The Sea is old memory made newly vivid. Art historian Max Morden returns to the Irish seaside village in County Wexford where he spent his childhood summers more than fifty years earlier. He has retreated there ostensibly to write the definitive book on the French painter, Pierre Bonnard. Settling into the former house of the Graces, a family that held claim to his adolescent heart, he reconnects with his innocence, with his first glimpse of love, but also with a profound experience of sorrow.
Painterly images of the sea and the surrounding landscape ebb throughout the narrator’s remembrances as he contends with the distant past, the recent loss of his wife and present conflicts with his daughter. Memory itself becomes a character in this reflection on love and loss as Max re-inhabits the house of the Grace family in an attempt to grapple with his grief and to resurrect the memories of twins Chloe and Miles, whose tragedy left an indelible stamp on his heart.

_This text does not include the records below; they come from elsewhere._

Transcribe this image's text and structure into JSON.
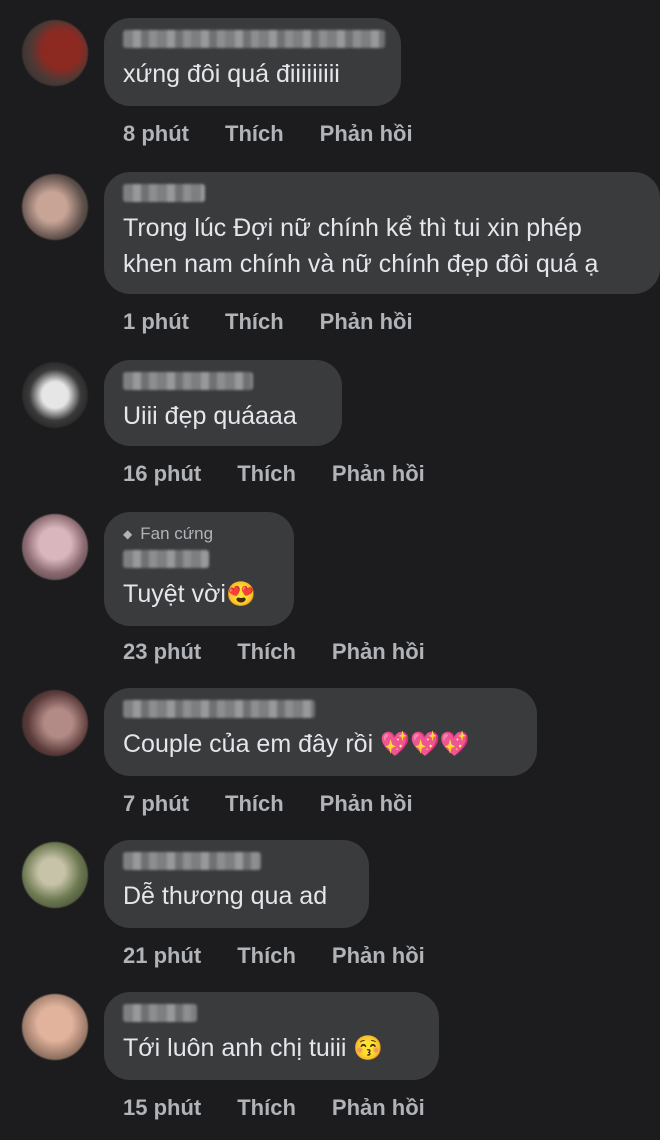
{
  "comments": [
    {
      "text": "xứng đôi quá điiiiiiiii",
      "time": "8 phút",
      "like": "Thích",
      "reply": "Phản hồi",
      "emoji": ""
    },
    {
      "text_lines": [
        "Trong lúc Đợi nữ chính kể thì tui xin phép",
        "khen nam chính và nữ chính đẹp đôi quá ạ"
      ],
      "time": "1 phút",
      "like": "Thích",
      "reply": "Phản hồi"
    },
    {
      "text": "Uiii đẹp quáaaa",
      "time": "16 phút",
      "like": "Thích",
      "reply": "Phản hồi",
      "emoji": ""
    },
    {
      "badge": "Fan cứng",
      "text": "Tuyệt vời",
      "emoji": "😍",
      "time": "23 phút",
      "like": "Thích",
      "reply": "Phản hồi"
    },
    {
      "text": "Couple của em đây rồi ",
      "emoji": "💖💖💖",
      "time": "7 phút",
      "like": "Thích",
      "reply": "Phản hồi"
    },
    {
      "text": "Dễ thương qua ad",
      "time": "21 phút",
      "like": "Thích",
      "reply": "Phản hồi",
      "emoji": ""
    },
    {
      "text": "Tới luôn anh chị tuiii ",
      "emoji": "😚",
      "time": "15 phút",
      "like": "Thích",
      "reply": "Phản hồi"
    }
  ],
  "colors": {
    "background": "#1c1c1e",
    "bubble": "#3a3b3c",
    "text": "#e4e6eb",
    "meta": "#b0b3b8"
  }
}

Max Morden returns to the sea as if to cleanse himself, and to protest against the 'great world's shrugs of indifference.'